Public companies nationwide have spent their summer and fall compensation seasons finalizing compensation clawback policies ahead of the December 1, 2023 deadlines set by the New York Stock Exchange (the “NYSE”) and the Nasdaq Global Market (“Nasdaq”), as applicable, as mandated by Section 954 of the Dodd-Frank Wall Street Reform and Consumer Protection Act of

As we approach December, the impending arrival of Santa Claus is no doubt dominating discussions in many households.  However, there is another, perhaps lesser known, “clause”-related item that health plan sponsors need to keep top of mind in the coming month. 

Specifically, as discussed in our blog found here, health plan sponsors must remember

The new “retirement security rule” package, issued by the U.S. Department of Labor (the “DOL”) on October 31, 2023, is the latest chapter in an almost 15-year effort by the DOL to amend the five-part test in its 1975 regulation for determining whether a person is a “fiduciary” by reason of providing “investment advice” for a fee (the “Five-Part Test”). (For more on the history, see here, here, and here.) The package includes a proposed new fiduciary “investment advice” rule (the “Proposed Rule”) and proposed amendments to certain prohibited transaction exemptions.

Very generally speaking, the Proposed Rule would significantly expand the circumstances under which a person could be treated as providing “investment advice” that is subject to ERISA’s fiduciary standards (including the self-dealing prohibited transaction rules). In particular, the Proposed Rule would replace the Five-Part Test’s requirements that advice be provided (1) on a “regular basis” pursuant to (2) a “mutual agreement, arrangement or understanding” that (3) it would serve as “a primary basis for investment decisions” with a much broader test that is based on the retirement investor’s reasonable expectations and context.
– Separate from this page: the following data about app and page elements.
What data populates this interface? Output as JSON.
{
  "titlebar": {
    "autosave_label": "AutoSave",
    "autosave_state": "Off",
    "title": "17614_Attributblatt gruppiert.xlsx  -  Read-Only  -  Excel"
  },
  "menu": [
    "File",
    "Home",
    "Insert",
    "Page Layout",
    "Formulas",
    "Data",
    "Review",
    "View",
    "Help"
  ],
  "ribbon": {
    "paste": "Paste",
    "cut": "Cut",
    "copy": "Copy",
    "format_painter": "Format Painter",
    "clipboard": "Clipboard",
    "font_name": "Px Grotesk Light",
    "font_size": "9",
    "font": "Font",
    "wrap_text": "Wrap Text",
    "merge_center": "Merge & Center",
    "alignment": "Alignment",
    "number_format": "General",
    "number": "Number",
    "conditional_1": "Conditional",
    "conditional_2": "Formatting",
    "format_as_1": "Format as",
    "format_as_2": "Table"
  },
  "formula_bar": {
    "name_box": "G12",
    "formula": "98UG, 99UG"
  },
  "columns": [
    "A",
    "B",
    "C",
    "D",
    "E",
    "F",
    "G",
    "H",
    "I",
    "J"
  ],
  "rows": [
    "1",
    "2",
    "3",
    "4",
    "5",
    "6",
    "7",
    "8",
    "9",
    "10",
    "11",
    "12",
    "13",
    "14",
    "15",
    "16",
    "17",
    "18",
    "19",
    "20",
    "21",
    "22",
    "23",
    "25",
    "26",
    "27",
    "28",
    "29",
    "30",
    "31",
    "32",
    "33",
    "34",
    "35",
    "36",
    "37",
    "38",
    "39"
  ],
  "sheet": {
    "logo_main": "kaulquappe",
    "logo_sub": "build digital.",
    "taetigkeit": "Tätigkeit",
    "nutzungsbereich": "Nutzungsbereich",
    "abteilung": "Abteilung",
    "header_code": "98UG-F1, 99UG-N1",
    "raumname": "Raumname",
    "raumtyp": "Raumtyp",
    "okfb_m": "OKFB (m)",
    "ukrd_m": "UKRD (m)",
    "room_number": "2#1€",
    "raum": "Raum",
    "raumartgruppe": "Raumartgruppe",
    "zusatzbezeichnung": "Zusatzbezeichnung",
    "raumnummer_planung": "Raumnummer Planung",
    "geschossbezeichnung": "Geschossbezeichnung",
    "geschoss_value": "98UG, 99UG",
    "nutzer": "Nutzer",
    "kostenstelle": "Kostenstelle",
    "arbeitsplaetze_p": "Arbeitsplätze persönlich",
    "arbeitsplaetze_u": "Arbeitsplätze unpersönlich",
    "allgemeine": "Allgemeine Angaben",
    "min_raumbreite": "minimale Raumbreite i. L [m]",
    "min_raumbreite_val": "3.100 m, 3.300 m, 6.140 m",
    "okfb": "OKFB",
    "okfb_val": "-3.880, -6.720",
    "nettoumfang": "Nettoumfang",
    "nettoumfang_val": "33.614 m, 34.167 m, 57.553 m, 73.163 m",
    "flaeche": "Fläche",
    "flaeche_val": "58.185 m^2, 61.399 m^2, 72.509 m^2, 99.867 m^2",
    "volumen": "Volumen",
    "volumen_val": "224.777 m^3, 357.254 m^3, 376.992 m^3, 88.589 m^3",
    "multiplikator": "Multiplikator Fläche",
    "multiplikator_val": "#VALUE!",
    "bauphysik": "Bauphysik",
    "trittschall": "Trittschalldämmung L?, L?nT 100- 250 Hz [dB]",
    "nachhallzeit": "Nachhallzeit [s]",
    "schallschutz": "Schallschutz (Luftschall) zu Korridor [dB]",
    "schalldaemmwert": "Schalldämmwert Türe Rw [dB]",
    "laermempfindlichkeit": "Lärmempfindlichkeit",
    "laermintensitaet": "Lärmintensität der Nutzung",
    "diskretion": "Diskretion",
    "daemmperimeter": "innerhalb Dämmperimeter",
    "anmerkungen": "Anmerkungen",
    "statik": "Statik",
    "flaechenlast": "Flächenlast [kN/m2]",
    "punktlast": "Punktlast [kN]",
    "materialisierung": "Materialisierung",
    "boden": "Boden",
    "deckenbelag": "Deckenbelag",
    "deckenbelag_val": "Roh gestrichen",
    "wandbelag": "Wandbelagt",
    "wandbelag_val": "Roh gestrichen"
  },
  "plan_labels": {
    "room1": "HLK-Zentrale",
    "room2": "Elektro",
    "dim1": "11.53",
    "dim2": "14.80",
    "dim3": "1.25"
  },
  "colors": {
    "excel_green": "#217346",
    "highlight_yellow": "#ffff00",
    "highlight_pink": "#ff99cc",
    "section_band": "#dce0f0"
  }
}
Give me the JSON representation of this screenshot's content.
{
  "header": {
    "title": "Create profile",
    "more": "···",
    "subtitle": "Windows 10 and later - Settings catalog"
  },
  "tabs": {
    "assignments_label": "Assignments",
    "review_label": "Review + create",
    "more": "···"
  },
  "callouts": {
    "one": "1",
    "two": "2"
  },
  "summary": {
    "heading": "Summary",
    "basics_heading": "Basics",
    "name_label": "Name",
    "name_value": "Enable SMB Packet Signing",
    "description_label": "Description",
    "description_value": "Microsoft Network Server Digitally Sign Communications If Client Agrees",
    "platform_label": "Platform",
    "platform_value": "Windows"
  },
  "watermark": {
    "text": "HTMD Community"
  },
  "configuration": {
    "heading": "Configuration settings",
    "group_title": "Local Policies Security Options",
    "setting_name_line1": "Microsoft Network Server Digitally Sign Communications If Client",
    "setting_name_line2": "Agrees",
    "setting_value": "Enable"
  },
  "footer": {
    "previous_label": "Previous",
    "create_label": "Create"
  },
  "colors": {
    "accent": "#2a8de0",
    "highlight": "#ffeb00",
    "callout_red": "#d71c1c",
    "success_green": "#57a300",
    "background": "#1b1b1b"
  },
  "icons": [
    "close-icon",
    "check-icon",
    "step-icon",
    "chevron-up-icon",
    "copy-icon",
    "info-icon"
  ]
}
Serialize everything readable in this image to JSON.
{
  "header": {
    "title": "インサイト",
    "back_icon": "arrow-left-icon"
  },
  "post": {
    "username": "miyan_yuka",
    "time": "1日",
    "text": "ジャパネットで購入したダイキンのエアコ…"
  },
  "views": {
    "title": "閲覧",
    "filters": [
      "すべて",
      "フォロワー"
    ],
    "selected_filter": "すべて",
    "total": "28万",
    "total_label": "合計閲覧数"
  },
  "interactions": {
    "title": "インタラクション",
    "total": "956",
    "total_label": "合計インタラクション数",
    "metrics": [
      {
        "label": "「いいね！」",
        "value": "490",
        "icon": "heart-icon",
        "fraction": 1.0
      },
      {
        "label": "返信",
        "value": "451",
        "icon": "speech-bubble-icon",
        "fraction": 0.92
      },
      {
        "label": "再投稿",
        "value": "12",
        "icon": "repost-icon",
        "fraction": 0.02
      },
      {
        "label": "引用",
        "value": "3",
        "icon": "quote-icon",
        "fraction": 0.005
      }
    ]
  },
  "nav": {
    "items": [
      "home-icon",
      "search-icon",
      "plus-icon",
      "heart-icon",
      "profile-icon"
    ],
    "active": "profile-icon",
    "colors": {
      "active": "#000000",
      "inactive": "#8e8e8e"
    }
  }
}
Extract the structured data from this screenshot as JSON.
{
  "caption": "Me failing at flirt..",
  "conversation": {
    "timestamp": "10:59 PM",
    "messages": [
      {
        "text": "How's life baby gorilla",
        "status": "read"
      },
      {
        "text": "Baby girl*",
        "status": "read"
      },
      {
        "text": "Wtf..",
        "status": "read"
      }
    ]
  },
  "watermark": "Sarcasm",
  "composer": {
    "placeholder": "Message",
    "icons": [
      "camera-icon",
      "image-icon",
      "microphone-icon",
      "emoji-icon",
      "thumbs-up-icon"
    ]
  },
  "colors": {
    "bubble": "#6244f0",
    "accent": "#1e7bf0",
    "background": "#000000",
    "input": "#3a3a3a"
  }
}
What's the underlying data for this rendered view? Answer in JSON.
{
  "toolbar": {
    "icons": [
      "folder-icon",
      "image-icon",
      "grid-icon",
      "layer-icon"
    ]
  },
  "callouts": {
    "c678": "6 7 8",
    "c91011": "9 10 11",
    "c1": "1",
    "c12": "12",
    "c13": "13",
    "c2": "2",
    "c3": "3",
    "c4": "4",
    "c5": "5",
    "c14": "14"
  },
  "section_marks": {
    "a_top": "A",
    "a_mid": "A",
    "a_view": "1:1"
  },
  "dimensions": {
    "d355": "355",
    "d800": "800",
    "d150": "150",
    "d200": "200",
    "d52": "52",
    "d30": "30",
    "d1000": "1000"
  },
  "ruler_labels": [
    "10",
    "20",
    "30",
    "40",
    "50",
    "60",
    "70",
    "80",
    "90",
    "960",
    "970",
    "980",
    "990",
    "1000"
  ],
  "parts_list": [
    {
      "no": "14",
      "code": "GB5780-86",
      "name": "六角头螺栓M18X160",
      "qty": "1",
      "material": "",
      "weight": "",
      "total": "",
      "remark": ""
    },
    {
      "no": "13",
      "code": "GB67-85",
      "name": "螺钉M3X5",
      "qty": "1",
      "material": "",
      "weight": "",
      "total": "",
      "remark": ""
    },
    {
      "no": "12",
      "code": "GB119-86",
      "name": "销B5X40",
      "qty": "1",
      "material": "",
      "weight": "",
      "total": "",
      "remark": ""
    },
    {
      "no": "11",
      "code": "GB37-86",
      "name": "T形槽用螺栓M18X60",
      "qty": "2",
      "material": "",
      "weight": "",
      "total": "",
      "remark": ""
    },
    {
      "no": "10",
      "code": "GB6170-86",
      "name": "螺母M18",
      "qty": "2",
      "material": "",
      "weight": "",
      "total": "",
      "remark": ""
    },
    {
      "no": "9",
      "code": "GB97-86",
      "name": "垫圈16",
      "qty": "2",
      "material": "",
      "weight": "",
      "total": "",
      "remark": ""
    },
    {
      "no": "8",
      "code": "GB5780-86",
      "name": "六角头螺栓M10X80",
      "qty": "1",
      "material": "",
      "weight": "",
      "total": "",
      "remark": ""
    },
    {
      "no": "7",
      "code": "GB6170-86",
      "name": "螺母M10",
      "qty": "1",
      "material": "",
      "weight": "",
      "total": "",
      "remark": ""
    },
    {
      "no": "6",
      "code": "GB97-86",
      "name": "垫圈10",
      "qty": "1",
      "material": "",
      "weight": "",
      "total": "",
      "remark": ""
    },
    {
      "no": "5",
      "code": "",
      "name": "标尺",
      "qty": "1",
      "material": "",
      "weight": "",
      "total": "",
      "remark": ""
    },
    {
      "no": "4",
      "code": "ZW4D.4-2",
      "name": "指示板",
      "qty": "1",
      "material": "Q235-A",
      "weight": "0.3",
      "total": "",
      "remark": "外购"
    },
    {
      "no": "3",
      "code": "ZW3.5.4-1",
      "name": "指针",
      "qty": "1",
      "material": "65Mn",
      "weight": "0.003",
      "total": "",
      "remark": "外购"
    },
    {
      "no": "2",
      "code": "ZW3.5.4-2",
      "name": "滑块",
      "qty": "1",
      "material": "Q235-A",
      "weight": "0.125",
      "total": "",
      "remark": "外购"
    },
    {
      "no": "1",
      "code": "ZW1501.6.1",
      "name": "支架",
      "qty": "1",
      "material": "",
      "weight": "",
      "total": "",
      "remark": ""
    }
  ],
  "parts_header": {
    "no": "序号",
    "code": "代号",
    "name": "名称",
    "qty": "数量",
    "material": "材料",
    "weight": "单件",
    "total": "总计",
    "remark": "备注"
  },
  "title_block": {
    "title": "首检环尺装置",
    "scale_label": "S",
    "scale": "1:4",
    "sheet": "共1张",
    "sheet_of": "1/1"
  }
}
The Proposed Rule would specifically cover a recommendation to roll over an account from an employer-sponsored plan (e.g., a 401(k) plan) into an individual retirement account (an “IRA”).

On November 9th, the IRS announced additional inflation adjustments for 2024, including to the annual contribution and carryover limits for healthcare flexible spending accounts and the monthly limit for qualified transportation fringe benefits. The IRS did not increase the annual contribution limit for dependent care flexible spending accounts because that limit is not indexed to

A federal district court judge in the Eastern District of Kentucky has enforced an ESOP’s arbitration clause, sending P.L. Marketing Inc. employees’ breach of fiduciary duty claims on behalf of a putative class to individual arbitration. The case is Merrow et al. v. Horizon Bank et al., No. 2:22-cv-123, 2023 WL 7003231, at *1 (E.D. Ky. Oct. 24, 2023).

Plaintiffs, participants in P.L. Marketing, Inc.’s ESOP, sued the plan’s trustee, Horizon Bank, alleging that Horizon violated ERISA’s fiduciary duties and prohibited transaction rules by causing the ESOP to overpay for company stock. The ESOP plan document included a mandatory arbitration clause as well as a waiver of class arbitration. Defendants moved to dismiss the complaint, arguing in part that the district court lacked jurisdiction to hear the claims because they fell within the scope of the ESOP’s arbitration clause.

On November 1st, the IRS released a number of inflation adjustments for 2024, including to certain limits for qualified retirement plans. As expected, this year’s adjustments are more modest than last year’s significant increases. The table below provides an overview of the key adjustments for qualified retirement plans.

Qualified Defined Benefit Plans
20232024